In the entries below, find the lines that contain the word "icon" and copy them.

======== DATA SUPPLIED ========

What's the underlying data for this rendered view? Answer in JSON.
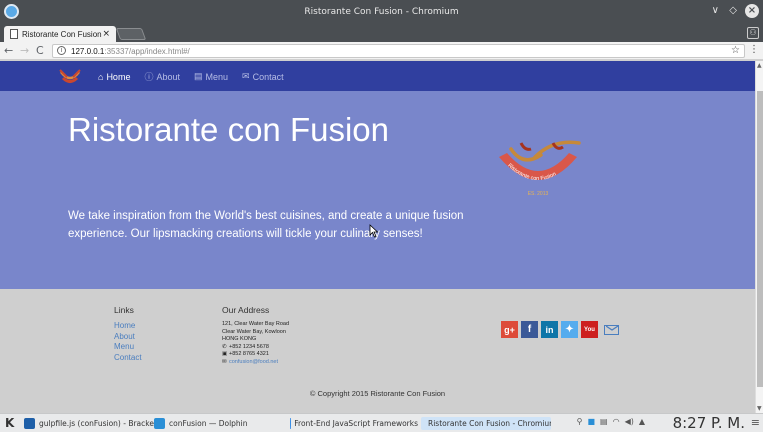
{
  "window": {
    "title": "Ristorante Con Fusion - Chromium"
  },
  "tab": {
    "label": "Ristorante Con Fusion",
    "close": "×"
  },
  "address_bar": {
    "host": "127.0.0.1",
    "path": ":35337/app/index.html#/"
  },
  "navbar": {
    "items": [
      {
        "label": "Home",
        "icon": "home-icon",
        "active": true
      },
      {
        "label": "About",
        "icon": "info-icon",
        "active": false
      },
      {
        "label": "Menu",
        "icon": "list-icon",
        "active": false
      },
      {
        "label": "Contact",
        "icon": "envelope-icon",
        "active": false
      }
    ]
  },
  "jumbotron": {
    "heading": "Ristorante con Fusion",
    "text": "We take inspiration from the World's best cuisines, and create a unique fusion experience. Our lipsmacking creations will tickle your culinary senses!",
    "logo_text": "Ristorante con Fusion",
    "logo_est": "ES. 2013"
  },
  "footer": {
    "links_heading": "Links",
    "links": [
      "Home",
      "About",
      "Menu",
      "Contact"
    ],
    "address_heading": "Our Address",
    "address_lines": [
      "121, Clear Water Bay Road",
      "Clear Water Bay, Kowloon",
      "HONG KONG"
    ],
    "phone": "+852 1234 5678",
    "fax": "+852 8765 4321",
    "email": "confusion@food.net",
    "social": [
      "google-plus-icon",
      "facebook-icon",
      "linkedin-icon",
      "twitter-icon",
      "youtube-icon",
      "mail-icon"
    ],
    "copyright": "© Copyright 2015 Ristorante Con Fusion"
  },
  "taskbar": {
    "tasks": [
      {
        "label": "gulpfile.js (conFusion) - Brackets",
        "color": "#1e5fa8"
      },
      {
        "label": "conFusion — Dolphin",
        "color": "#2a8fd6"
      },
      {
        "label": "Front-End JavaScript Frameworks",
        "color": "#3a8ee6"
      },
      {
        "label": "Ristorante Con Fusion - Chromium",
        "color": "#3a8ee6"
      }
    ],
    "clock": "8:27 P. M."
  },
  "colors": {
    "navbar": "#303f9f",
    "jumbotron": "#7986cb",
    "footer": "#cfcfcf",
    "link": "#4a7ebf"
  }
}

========
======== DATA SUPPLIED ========

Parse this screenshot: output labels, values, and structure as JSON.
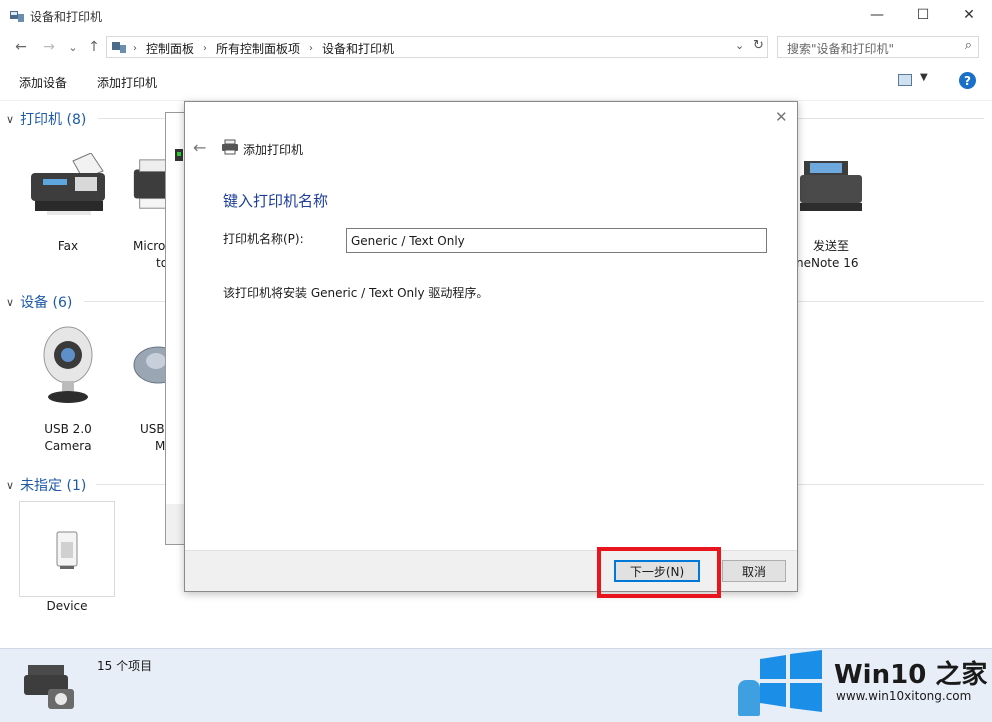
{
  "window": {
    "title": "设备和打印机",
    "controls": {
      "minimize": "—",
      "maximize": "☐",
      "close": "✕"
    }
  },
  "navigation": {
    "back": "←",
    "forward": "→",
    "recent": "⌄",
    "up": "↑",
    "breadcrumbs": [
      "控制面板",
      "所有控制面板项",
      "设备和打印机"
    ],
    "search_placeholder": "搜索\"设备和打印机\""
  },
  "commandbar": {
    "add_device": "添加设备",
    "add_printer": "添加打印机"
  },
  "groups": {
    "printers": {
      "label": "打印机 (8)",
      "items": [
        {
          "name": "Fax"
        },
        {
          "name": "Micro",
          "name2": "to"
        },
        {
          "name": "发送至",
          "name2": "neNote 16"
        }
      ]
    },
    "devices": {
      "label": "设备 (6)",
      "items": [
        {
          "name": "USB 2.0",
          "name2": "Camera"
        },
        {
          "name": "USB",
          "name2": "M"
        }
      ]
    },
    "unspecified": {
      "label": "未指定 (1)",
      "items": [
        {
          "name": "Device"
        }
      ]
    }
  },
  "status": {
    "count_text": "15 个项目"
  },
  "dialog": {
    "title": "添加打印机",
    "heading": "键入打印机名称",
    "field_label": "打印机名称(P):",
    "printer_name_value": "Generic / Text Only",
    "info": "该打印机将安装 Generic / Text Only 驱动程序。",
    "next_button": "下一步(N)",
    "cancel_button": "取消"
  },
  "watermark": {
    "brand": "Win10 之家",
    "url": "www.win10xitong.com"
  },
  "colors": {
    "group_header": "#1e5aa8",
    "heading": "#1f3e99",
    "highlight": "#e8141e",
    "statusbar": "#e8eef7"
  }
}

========

* [EXERCISE OUTPUT]:
        "icon": "home-icon",
        "icon": "info-icon",
        "icon": "list-icon",
        "icon": "envelope-icon",
      "google-plus-icon",
      "facebook-icon",
      "linkedin-icon",
      "twitter-icon",
      "youtube-icon",
      "mail-icon"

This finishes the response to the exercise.